  • Sea Level Rise Explorer by Global Warming Art. Global interactive Google Map, which lets you zoom down to the street level. Accuracy: 5 - 9 meters. Coverage: entire globe.
  • United States Geological Survey (USGS) National Elevation Dataset. Accuracy: 3 - 30 meters. A zoomable interactive map lets you click on your location and see the interpolated elevation. Don't be fooled, though, when you click and see an elevation of 5.28 feet in a region where the resolution of the data is only 10 meters (1/3 arc second, 33 feet). The real elevation could easily be 1 foot, or 30 feet.
  • EPA sea level rise pages for the U.S. Atlantic coast. Shows the modeled areas of elevations below 1.5 meters, and 1.5 - 2.5 meters. No roads are overlaid, so it's a bit hard to tell what cities are impacted.

Lesser Accuracy

  • Google Earth: The best elevation accuracy of Google Earth in the U.S. is 10 meters.
  • GPS: Global Positioning System (GPS) is not a good choice, since the vertical accuracy of most hand-held GPS units for home use is only 15 meters (49 feet). If you have access to a commercial grade differential GPS system (a minimum of $5000), one can get an accuracy on the order of a few centimeters.

Weather Underground Storm Surge Articles

Storm Surge Safety Actions

  • Minimize the distance you must travel to reach a safe location; the further you drive the higher the likelihood of encountering traffic congestion and other problems on the roadways.
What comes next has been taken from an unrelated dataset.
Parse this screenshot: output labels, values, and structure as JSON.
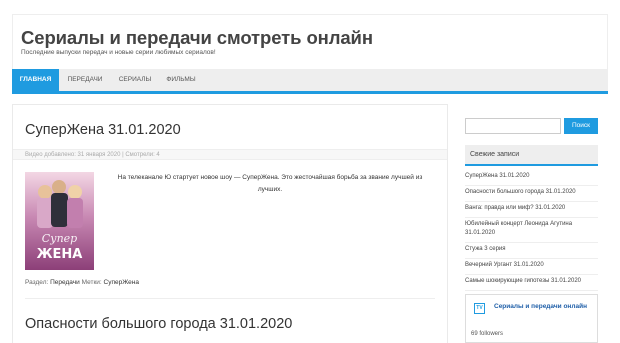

  • Select the nearest possible evacuation destination, preferably within your local area, and map out your route. Do not get on the road without a planned route, or a place to go.

  • Choose the home of the closest friend or relative outside a designated evacuation zone and discuss your plan with them before hurricane season.

  • You may also choose a hotel/motel outside of the vulnerable area.

  • If neither of these options is available, consider the closest possible public shelter, preferably within your local area.

  • Use the evacuation routes designated by authorities and, if possible, become familiar with your route by driving it before an evacuation order is issued.

  • Contact your local emergency management office to register or get information regarding anyone in your household whom may require special assistance in order to evacuate.

  • Prepare a separate pet plan, most public shelters do not accept pets.

  • Prepare your home prior to leaving by boarding up doors and windows, securing or moving indoors all yard objects, and turning off all utilities.

  • Before leaving, fill your car with gas and withdraw extra money from the ATM.

  • Take all prescription medicines and special medical items, such as glasses and diapers.

  • If your family evacuation plan includes an RV, boat or trailer, leave early. Do not wait until the evacuation order or exodus is well underway to start your trip.

  • If you live in an evacuation zone and are ordered to evacuate by state or local officials, do so as quickly as possible. Do not wait or delay your departure, to do so will only increase your chances of being stuck in traffic, or even worse, not being able to get out at all.

  • Expect traffic congestion and delays during evacuations. Expect and plan for significantly longer travel times than normal to reach your family's intended destination.

  • Stay tuned to a local radio or television station and listen carefully for any advisories or specific instructions from local officials. Monitor your NOAA Weather Radio.

Source: NOAA

Hurricane Preparedness

National Hurricane Center

Centers for Disease Control & Prevention